---------- DATA EXCERPTS ----------

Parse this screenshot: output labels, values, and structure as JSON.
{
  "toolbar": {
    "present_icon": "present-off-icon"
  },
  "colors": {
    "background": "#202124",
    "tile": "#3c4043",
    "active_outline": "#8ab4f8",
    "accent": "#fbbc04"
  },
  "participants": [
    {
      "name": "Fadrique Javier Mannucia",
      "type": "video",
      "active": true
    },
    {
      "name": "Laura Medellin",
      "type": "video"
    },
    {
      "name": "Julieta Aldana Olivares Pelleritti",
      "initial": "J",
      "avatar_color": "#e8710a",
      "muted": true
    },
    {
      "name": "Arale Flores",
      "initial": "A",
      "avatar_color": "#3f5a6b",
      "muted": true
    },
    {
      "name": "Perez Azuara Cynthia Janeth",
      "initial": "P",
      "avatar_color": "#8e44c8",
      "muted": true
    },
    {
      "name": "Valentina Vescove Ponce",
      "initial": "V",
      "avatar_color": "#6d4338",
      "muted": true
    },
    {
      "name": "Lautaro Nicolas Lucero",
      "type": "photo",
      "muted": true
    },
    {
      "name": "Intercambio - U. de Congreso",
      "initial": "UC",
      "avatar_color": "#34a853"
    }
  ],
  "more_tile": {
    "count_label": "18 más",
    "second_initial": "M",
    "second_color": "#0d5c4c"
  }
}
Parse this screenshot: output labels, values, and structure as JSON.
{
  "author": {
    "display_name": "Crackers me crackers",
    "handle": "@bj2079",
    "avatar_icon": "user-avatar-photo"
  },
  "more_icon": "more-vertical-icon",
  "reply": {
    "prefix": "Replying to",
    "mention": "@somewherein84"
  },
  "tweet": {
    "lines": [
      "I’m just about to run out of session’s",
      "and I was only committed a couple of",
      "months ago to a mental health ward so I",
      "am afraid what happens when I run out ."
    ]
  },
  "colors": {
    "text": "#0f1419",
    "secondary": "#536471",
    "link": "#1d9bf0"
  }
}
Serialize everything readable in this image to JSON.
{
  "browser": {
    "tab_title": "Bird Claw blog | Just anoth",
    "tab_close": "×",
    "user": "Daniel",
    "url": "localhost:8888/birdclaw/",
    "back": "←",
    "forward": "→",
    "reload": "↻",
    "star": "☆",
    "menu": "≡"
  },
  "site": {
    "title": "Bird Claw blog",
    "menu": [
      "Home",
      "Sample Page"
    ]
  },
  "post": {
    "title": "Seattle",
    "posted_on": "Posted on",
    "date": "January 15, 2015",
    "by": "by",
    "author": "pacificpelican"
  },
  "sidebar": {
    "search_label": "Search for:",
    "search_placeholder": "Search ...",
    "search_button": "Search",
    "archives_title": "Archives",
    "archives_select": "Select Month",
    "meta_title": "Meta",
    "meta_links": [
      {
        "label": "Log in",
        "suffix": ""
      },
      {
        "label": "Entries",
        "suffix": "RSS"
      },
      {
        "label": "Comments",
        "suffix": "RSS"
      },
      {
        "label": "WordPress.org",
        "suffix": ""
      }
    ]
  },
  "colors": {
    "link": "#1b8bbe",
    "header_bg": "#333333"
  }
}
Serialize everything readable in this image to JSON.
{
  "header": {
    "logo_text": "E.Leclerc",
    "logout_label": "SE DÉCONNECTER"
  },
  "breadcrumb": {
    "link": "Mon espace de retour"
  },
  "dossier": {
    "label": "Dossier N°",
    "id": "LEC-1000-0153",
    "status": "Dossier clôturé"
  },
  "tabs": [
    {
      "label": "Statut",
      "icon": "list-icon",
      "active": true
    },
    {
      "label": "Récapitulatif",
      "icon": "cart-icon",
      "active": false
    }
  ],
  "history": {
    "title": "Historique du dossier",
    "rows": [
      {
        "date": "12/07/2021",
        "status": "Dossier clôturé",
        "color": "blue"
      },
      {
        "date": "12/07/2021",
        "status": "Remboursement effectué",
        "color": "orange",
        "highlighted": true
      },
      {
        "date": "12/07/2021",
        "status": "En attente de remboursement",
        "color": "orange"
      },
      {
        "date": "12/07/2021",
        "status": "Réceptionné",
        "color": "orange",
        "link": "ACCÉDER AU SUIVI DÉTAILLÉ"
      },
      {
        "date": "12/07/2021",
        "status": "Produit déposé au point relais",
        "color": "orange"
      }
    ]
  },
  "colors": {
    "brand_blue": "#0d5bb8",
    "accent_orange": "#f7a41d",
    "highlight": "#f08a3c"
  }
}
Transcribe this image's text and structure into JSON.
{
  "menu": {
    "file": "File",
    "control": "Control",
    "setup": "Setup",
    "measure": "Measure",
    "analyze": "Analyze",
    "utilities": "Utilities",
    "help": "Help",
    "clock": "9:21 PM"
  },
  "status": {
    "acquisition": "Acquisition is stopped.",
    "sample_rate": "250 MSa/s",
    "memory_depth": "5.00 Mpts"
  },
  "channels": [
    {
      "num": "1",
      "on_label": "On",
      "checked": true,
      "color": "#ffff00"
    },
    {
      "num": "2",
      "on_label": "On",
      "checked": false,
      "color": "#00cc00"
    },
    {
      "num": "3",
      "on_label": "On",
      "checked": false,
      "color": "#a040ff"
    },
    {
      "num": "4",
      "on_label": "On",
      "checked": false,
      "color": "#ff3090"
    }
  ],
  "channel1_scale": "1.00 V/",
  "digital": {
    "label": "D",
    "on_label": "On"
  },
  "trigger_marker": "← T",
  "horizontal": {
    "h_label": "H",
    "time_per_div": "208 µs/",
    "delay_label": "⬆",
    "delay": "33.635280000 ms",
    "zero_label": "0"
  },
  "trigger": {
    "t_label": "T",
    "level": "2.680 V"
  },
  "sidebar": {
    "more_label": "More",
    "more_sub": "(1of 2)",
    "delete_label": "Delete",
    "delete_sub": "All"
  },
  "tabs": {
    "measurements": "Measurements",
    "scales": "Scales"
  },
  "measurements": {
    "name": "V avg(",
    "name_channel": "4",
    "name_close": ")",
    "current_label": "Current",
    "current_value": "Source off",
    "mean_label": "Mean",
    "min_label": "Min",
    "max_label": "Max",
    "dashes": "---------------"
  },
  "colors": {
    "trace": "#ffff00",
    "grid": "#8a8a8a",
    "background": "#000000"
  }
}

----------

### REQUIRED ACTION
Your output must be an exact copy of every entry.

### RESULT
Parse this screenshot: output labels, values, and structure as JSON.
{
  "toolbar": {
    "present_icon": "present-off-icon"
  },
  "colors": {
    "background": "#202124",
    "tile": "#3c4043",
    "active_outline": "#8ab4f8",
    "accent": "#fbbc04"
  },
  "participants": [
    {
      "name": "Fadrique Javier Mannucia",
      "type": "video",
      "active": true
    },
    {
      "name": "Laura Medellin",
      "type": "video"
    },
    {
      "name": "Julieta Aldana Olivares Pelleritti",
      "initial": "J",
      "avatar_color": "#e8710a",
      "muted": true
    },
    {
      "name": "Arale Flores",
      "initial": "A",
      "avatar_color": "#3f5a6b",
      "muted": true
    },
    {
      "name": "Perez Azuara Cynthia Janeth",
      "initial": "P",
      "avatar_color": "#8e44c8",
      "muted": true
    },
    {
      "name": "Valentina Vescove Ponce",
      "initial": "V",
      "avatar_color": "#6d4338",
      "muted": true
    },
    {
      "name": "Lautaro Nicolas Lucero",
      "type": "photo",
      "muted": true
    },
    {
      "name": "Intercambio - U. de Congreso",
      "initial": "UC",
      "avatar_color": "#34a853"
    }
  ],
  "more_tile": {
    "count_label": "18 más",
    "second_initial": "M",
    "second_color": "#0d5c4c"
  }
}
Parse this screenshot: output labels, values, and structure as JSON.
{
  "author": {
    "display_name": "Crackers me crackers",
    "handle": "@bj2079",
    "avatar_icon": "user-avatar-photo"
  },
  "more_icon": "more-vertical-icon",
  "reply": {
    "prefix": "Replying to",
    "mention": "@somewherein84"
  },
  "tweet": {
    "lines": [
      "I’m just about to run out of session’s",
      "and I was only committed a couple of",
      "months ago to a mental health ward so I",
      "am afraid what happens when I run out ."
    ]
  },
  "colors": {
    "text": "#0f1419",
    "secondary": "#536471",
    "link": "#1d9bf0"
  }
}
Serialize everything readable in this image to JSON.
{
  "browser": {
    "tab_title": "Bird Claw blog | Just anoth",
    "tab_close": "×",
    "user": "Daniel",
    "url": "localhost:8888/birdclaw/",
    "back": "←",
    "forward": "→",
    "reload": "↻",
    "star": "☆",
    "menu": "≡"
  },
  "site": {
    "title": "Bird Claw blog",
    "menu": [
      "Home",
      "Sample Page"
    ]
  },
  "post": {
    "title": "Seattle",
    "posted_on": "Posted on",
    "date": "January 15, 2015",
    "by": "by",
    "author": "pacificpelican"
  },
  "sidebar": {
    "search_label": "Search for:",
    "search_placeholder": "Search ...",
    "search_button": "Search",
    "archives_title": "Archives",
    "archives_select": "Select Month",
    "meta_title": "Meta",
    "meta_links": [
      {
        "label": "Log in",
        "suffix": ""
      },
      {
        "label": "Entries",
        "suffix": "RSS"
      },
      {
        "label": "Comments",
        "suffix": "RSS"
      },
      {
        "label": "WordPress.org",
        "suffix": ""
      }
    ]
  },
  "colors": {
    "link": "#1b8bbe",
    "header_bg": "#333333"
  }
}
Serialize everything readable in this image to JSON.
{
  "header": {
    "logo_text": "E.Leclerc",
    "logout_label": "SE DÉCONNECTER"
  },
  "breadcrumb": {
    "link": "Mon espace de retour"
  },
  "dossier": {
    "label": "Dossier N°",
    "id": "LEC-1000-0153",
    "status": "Dossier clôturé"
  },
  "tabs": [
    {
      "label": "Statut",
      "icon": "list-icon",
      "active": true
    },
    {
      "label": "Récapitulatif",
      "icon": "cart-icon",
      "active": false
    }
  ],
  "history": {
    "title": "Historique du dossier",
    "rows": [
      {
        "date": "12/07/2021",
        "status": "Dossier clôturé",
        "color": "blue"
      },
      {
        "date": "12/07/2021",
        "status": "Remboursement effectué",
        "color": "orange",
        "highlighted": true
      },
      {
        "date": "12/07/2021",
        "status": "En attente de remboursement",
        "color": "orange"
      },
      {
        "date": "12/07/2021",
        "status": "Réceptionné",
        "color": "orange",
        "link": "ACCÉDER AU SUIVI DÉTAILLÉ"
      },
      {
        "date": "12/07/2021",
        "status": "Produit déposé au point relais",
        "color": "orange"
      }
    ]
  },
  "colors": {
    "brand_blue": "#0d5bb8",
    "accent_orange": "#f7a41d",
    "highlight": "#f08a3c"
  }
}
Transcribe this image's text and structure into JSON.
{
  "menu": {
    "file": "File",
    "control": "Control",
    "setup": "Setup",
    "measure": "Measure",
    "analyze": "Analyze",
    "utilities": "Utilities",
    "help": "Help",
    "clock": "9:21 PM"
  },
  "status": {
    "acquisition": "Acquisition is stopped.",
    "sample_rate": "250 MSa/s",
    "memory_depth": "5.00 Mpts"
  },
  "channels": [
    {
      "num": "1",
      "on_label": "On",
      "checked": true,
      "color": "#ffff00"
    },
    {
      "num": "2",
      "on_label": "On",
      "checked": false,
      "color": "#00cc00"
    },
    {
      "num": "3",
      "on_label": "On",
      "checked": false,
      "color": "#a040ff"
    },
    {
      "num": "4",
      "on_label": "On",
      "checked": false,
      "color": "#ff3090"
    }
  ],
  "channel1_scale": "1.00 V/",
  "digital": {
    "label": "D",
    "on_label": "On"
  },
  "trigger_marker": "← T",
  "horizontal": {
    "h_label": "H",
    "time_per_div": "208 µs/",
    "delay_label": "⬆",
    "delay": "33.635280000 ms",
    "zero_label": "0"
  },
  "trigger": {
    "t_label": "T",
    "level": "2.680 V"
  },
  "sidebar": {
    "more_label": "More",
    "more_sub": "(1of 2)",
    "delete_label": "Delete",
    "delete_sub": "All"
  },
  "tabs": {
    "measurements": "Measurements",
    "scales": "Scales"
  },
  "measurements": {
    "name": "V avg(",
    "name_channel": "4",
    "name_close": ")",
    "current_label": "Current",
    "current_value": "Source off",
    "mean_label": "Mean",
    "min_label": "Min",
    "max_label": "Max",
    "dashes": "---------------"
  },
  "colors": {
    "trace": "#ffff00",
    "grid": "#8a8a8a",
    "background": "#000000"
  }
}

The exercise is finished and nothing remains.